Copy all lines below containing "this".

═════ Data supplied ═════

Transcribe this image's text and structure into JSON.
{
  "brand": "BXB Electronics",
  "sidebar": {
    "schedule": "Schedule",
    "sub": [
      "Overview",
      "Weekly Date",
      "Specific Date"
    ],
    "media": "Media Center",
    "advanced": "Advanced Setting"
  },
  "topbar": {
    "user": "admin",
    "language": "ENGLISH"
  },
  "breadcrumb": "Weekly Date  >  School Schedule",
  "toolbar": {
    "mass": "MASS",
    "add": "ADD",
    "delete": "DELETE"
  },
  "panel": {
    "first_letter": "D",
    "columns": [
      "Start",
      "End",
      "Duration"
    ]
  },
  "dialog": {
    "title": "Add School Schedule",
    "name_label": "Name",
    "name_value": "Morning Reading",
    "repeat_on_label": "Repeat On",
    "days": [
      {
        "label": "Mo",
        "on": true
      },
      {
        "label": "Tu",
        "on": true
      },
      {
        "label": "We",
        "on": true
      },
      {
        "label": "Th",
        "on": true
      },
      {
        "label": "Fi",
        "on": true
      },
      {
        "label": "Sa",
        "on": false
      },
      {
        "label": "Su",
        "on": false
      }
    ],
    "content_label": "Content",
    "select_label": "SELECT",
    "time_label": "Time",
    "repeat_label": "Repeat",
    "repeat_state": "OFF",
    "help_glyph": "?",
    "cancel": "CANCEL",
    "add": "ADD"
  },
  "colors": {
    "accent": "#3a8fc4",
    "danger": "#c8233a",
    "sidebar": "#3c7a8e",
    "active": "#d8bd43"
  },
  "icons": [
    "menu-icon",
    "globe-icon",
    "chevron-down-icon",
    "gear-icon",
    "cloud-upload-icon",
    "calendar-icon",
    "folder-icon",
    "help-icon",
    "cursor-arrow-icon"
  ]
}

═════
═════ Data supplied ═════

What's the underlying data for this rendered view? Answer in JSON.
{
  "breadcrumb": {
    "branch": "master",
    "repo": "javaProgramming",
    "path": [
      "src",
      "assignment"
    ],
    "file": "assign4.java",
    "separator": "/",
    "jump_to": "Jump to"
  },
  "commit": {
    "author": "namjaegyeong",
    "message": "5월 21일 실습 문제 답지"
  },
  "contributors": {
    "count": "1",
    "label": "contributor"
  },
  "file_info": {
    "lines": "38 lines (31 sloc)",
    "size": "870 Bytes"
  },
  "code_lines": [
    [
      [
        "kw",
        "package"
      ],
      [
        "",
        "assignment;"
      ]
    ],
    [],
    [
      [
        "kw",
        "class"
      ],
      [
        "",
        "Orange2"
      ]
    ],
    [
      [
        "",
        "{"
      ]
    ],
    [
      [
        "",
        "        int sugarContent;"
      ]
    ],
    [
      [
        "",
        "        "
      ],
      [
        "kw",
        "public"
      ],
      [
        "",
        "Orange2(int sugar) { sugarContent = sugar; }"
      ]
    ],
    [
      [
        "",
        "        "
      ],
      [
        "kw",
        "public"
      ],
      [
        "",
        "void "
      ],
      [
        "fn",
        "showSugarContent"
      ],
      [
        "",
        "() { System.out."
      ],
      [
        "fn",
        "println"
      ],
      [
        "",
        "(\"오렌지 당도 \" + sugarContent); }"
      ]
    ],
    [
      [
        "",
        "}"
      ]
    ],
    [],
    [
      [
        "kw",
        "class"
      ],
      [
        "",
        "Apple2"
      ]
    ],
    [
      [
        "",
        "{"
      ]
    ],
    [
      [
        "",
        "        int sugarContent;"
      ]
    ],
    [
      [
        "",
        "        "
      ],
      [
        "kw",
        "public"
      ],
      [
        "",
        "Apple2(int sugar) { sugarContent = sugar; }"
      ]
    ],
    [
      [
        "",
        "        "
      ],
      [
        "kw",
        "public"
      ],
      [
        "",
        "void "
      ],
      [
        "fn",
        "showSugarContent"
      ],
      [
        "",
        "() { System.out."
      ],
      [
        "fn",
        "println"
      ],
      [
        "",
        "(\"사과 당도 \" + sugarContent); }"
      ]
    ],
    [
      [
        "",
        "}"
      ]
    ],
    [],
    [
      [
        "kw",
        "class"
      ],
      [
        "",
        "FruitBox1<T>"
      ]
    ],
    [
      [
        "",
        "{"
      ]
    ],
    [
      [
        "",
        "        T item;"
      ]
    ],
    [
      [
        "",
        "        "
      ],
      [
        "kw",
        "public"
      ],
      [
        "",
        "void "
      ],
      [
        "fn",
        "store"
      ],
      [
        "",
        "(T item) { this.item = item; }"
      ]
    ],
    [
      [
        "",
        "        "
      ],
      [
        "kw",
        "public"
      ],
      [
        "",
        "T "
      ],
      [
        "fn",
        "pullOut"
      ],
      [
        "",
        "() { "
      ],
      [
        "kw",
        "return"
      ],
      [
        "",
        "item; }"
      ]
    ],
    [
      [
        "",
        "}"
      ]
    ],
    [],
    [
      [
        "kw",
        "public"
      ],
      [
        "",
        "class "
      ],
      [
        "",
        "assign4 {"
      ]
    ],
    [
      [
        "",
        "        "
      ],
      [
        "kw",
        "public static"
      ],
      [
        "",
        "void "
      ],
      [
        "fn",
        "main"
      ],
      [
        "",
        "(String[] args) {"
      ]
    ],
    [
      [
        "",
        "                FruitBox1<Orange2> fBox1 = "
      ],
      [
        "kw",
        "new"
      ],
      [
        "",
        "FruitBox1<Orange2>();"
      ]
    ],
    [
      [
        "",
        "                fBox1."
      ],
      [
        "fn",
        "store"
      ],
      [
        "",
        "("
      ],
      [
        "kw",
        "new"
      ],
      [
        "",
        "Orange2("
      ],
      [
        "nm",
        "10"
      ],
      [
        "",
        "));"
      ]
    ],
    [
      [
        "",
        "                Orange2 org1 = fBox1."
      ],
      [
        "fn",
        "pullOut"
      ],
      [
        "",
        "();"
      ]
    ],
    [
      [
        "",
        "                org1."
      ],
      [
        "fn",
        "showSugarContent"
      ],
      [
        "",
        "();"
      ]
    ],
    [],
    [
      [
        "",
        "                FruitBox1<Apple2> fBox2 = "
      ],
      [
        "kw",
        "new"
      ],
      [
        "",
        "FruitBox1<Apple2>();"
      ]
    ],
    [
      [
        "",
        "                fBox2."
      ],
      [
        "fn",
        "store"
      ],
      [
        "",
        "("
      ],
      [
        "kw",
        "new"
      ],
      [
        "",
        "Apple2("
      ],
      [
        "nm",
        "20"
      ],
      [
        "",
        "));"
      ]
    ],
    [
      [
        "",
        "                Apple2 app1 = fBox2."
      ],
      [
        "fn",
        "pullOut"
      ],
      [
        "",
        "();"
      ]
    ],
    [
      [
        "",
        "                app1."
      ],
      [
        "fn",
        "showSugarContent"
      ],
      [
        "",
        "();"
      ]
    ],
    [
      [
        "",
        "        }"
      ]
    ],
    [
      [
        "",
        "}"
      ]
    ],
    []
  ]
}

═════

§ **Completed task**
Transcribe this image's text and structure into JSON.
What's the underlying data for this rendered view? Answer in JSON.
        "(T item) { this.item = item; }"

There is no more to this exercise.